I miss those former challenges and with no young children in the family to make things for and none of the adults asking me to sew them clothes or anything else, I potter and faff and flit from one idea to another and end up ‘making samples’ or just ‘having a play’ and rarely make anything really useful that anyone but me would find a use for. Lots of people seem able to find one area of expertise and happily run with it in all different directions but all my life I seem to have run in all different directions with lots of different things and acheived only a general level of expertise in anything. At times I think this is okay and at other times like now, it leaves me frustrated and frequently without a path to follow – evening embroidery projects excepted.

I blame the gremlin who sits on my shoulder telling me that the next thing will be the one area of expertise that will provide the ultimate in satisfaction so I should/must therefore buy the book(s)/DVD/equipment/course and give it a go.  The gremlin hasn’t been right so far although it’s been fun trying all these different things but I’m still left with my ‘what shall I sew now?’ dilemma.

After several sessions this week of pulling various fabrics out of my boxes and putting them back again with a sigh, I was delighted when JP presented me with his favourite denims and asked if there was anything I could do about the frayed hem. I don’t generally inspect trouser hems when tossing laundry into the washing machine and JP does the ironing otherwise of course I would have noticed sooner that the hem was fraying had a huge hole in it and would have repaired it Right Away. Anyway, it was a chance to vent some frustration by free-motion zig-zagging over a scrap of denim and I saved a future repair by doing the same on the other hem.

Riding this mini roller-coaster of successful sewing, and after watching yet more You Tube videos on stitchy stuff, I made a rubbishy scribbly free motion appliqué rabbit. I refuse to use the word sampler for it since it is big enough to be useful as one of those things you put between other things to prevent scratching, so excuse me while I go and put it in the pots and pans drawer.

denim hem repair

scribble rabbit

a country house

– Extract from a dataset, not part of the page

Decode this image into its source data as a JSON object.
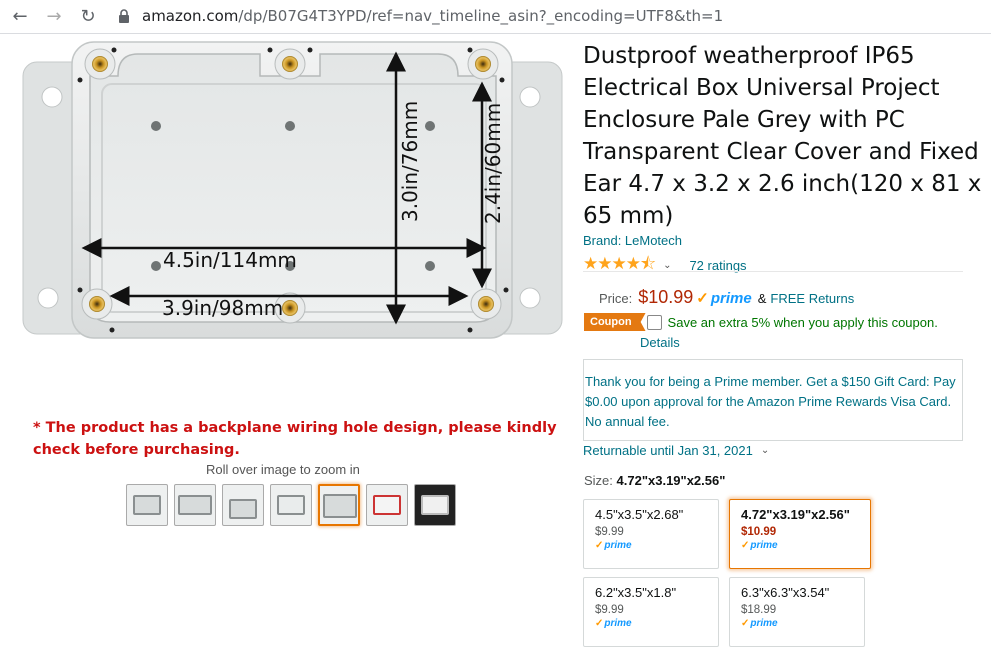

I really enjoyed stitching this house this weekend and wouldn’t mind living in it if it was real. Appliqué and free motion machine stitching. Approximately 16″ x 12″.

country cottage